Links to similar discussions on other positions:
The advantages offered by Ultimate Strength of Schedule (USOS) when compared to traditional SOS displays are numerous and include (but are not limited to) the following:
- Fantasy Points Driven
Fantasy football is all about scoring fantasy points, so USOS is based on fantasy points.
- Removed Bias Of Schedule
Consider the following scenario: Defense A faced the 16 best offenses while Defense B faced the 16 worst offenses. If both defenses allowed opposing quarterbacks to average 300 fantasy points last season, are they equally strong? Of course not; Defense A is far superior as they faced much better offenses. This bias of schedule has been removed from USOS.
- Positional Breakdown
If you are looking for a running back, it's much more relevant to see SOS data for running backs (rather than simply rushing data).
Explanation of USOS Tables
Below, you will see tables for each position's USOS. Here is a brief explanation of the make-up of these tables.
The "Team" Column
This is simply the NFL team.
Each value in the table is the expected number of fantasy points on average or on a per-game basis (depending on the column).
The "2022" Column
This is the average expected fantasy points allowed by each team's opponents for this season.
The "EZ" Column
This is the number of easy opponents each team will face this season. An easy opponent is defined as one of the eight (seven during the bye weeks) worst defenses. Obviously, it is preferred to have players with as many easy games as possible.
The "TF" Column
This is the number of tough opponents each team will face this season. A tough opponent is defined as one of the eight (seven during the bye weeks) best defenses. Obviously, it is preferred to have players with as few tough games as possible.
The "1st3" Column
This is the SOS for the first three weeks of the NFL season. This value can be used to determine how players should be expected to open the season. Players with low values could easily stumble out of the gate.
The "1st5" Column
This is similar to "1st3" except that it covers the first five weeks of the NFL season (note that some teams only play four games in this time frame).
The "Byes" Column
This is the SOS covering the bye weeks.
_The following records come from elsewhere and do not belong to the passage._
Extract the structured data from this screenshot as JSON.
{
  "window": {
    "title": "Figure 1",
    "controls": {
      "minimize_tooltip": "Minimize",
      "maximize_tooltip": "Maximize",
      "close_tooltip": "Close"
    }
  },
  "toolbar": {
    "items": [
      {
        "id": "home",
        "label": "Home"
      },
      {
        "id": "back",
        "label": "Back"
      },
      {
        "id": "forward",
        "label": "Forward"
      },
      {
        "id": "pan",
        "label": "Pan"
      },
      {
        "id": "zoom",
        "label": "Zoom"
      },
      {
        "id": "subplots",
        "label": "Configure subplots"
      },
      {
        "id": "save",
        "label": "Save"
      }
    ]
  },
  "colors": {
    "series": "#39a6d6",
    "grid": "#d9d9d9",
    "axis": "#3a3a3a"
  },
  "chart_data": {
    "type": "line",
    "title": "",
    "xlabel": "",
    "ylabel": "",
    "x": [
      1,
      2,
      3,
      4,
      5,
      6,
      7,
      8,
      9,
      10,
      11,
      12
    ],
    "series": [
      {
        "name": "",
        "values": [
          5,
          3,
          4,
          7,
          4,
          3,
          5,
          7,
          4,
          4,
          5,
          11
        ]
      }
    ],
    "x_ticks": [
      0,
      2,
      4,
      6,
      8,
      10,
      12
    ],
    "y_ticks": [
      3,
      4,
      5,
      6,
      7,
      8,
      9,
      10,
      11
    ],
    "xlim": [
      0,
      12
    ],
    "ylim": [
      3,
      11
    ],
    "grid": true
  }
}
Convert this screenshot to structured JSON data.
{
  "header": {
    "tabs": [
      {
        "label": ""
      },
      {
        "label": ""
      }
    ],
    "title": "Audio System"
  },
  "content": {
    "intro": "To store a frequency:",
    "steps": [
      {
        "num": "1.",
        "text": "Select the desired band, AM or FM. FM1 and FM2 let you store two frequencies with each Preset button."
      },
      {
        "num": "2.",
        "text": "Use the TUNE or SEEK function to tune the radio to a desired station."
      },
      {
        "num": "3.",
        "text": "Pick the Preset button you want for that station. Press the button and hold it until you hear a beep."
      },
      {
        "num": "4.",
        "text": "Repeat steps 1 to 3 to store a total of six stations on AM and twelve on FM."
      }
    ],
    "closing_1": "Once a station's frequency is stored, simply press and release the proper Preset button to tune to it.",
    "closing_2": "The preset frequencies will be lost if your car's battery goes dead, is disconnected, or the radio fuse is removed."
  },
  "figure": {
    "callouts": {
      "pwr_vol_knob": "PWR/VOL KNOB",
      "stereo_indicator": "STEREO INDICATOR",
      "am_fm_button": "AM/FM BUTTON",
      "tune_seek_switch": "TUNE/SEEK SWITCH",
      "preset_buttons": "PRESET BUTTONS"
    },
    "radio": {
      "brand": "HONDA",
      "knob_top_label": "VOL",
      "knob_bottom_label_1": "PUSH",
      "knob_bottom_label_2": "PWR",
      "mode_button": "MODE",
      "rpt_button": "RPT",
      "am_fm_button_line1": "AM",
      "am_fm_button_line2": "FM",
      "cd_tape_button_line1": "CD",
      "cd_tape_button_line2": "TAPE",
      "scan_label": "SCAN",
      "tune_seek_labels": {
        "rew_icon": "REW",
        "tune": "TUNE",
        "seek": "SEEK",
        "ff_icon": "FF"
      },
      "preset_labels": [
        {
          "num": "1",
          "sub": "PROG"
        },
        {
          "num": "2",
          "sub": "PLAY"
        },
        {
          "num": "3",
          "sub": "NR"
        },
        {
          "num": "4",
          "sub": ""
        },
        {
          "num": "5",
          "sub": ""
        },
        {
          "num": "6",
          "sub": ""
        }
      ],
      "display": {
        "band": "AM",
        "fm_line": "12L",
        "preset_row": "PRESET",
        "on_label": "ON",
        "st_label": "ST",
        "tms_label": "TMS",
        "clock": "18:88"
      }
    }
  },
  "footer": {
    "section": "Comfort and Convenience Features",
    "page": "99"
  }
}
This value can be used to find a complementary player during the byes as you'll need to shuffle players in and out of your starting lineup. A player with an easy schedule during this time would be nice to have.
The "15to17" Column
This is similar to "1st3" except that it specifically covers Week 15 through Week 17.
The "16to18" Column
This is similar to "15to17" except that it specifically covers Week 16 through Week 18.
The "W01" through "W18" Columns
These values are the expected strength of each team's opponent for that particular week (W05 is Week 5, etc). This is very useful when searching for backups for your elite starters. The key is to locate players with easy opponents when your star is on a bye.
The Coloring of the Values
The blue values indicate that the team has one of the eight (seven during the bye weeks) best values in that column. The red values indicate that the team has one of the eight (seven during the bye weeks) worst values in that column.
(Note: a green/red combo was considered but some people are color blind between those two colors.)
- Blue is a team with a good schedule
- Red is a team with a bad schedule
Colors on this page are coming soon.
Continue reading this content with a 100% free Insider subscription.
"Footballguys is the best premium
fantasy football only site on the planet."
Matthew Berry, ESPN